App and web page records:
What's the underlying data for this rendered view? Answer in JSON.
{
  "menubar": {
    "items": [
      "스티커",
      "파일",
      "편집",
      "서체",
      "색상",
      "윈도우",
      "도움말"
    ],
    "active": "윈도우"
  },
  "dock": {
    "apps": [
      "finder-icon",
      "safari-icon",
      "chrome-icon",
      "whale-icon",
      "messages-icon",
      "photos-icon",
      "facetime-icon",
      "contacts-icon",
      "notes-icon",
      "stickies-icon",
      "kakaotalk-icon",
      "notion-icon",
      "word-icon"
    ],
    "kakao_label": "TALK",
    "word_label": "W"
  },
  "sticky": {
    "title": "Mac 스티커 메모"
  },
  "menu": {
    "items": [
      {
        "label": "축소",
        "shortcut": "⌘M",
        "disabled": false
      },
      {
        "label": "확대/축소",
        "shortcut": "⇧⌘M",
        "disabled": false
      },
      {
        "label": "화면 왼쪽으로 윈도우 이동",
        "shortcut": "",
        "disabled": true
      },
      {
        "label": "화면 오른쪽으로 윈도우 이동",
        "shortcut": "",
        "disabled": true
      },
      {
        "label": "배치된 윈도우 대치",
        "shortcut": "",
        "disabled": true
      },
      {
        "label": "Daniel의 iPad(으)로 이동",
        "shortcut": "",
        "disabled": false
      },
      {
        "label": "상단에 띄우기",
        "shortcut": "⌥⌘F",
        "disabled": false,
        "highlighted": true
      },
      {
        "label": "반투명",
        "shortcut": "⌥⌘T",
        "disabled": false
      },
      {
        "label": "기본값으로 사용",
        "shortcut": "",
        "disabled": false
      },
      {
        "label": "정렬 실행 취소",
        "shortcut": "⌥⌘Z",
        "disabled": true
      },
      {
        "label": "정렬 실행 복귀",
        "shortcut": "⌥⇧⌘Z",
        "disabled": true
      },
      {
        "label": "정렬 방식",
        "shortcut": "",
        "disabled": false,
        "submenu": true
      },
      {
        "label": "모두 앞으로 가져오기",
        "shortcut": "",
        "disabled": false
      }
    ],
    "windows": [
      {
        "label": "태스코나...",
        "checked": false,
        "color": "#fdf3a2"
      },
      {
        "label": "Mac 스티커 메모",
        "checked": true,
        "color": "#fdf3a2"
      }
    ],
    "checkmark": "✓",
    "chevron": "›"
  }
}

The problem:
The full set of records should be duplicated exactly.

Response to this task:
What's the underlying data for this rendered view? Answer in JSON.
{
  "menubar": {
    "items": [
      "스티커",
      "파일",
      "편집",
      "서체",
      "색상",
      "윈도우",
      "도움말"
    ],
    "active": "윈도우"
  },
  "dock": {
    "apps": [
      "finder-icon",
      "safari-icon",
      "chrome-icon",
      "whale-icon",
      "messages-icon",
      "photos-icon",
      "facetime-icon",
      "contacts-icon",
      "notes-icon",
      "stickies-icon",
      "kakaotalk-icon",
      "notion-icon",
      "word-icon"
    ],
    "kakao_label": "TALK",
    "word_label": "W"
  },
  "sticky": {
    "title": "Mac 스티커 메모"
  },
  "menu": {
    "items": [
      {
        "label": "축소",
        "shortcut": "⌘M",
        "disabled": false
      },
      {
        "label": "확대/축소",
        "shortcut": "⇧⌘M",
        "disabled": false
      },
      {
        "label": "화면 왼쪽으로 윈도우 이동",
        "shortcut": "",
        "disabled": true
      },
      {
        "label": "화면 오른쪽으로 윈도우 이동",
        "shortcut": "",
        "disabled": true
      },
      {
        "label": "배치된 윈도우 대치",
        "shortcut": "",
        "disabled": true
      },
      {
        "label": "Daniel의 iPad(으)로 이동",
        "shortcut": "",
        "disabled": false
      },
      {
        "label": "상단에 띄우기",
        "shortcut": "⌥⌘F",
        "disabled": false,
        "highlighted": true
      },
      {
        "label": "반투명",
        "shortcut": "⌥⌘T",
        "disabled": false
      },
      {
        "label": "기본값으로 사용",
        "shortcut": "",
        "disabled": false
      },
      {
        "label": "정렬 실행 취소",
        "shortcut": "⌥⌘Z",
        "disabled": true
      },
      {
        "label": "정렬 실행 복귀",
        "shortcut": "⌥⇧⌘Z",
        "disabled": true
      },
      {
        "label": "정렬 방식",
        "shortcut": "",
        "disabled": false,
        "submenu": true
      },
      {
        "label": "모두 앞으로 가져오기",
        "shortcut": "",
        "disabled": false
      }
    ],
    "windows": [
      {
        "label": "태스코나...",
        "checked": false,
        "color": "#fdf3a2"
      },
      {
        "label": "Mac 스티커 메모",
        "checked": true,
        "color": "#fdf3a2"
      }
    ],
    "checkmark": "✓",
    "chevron": "›"
  }
}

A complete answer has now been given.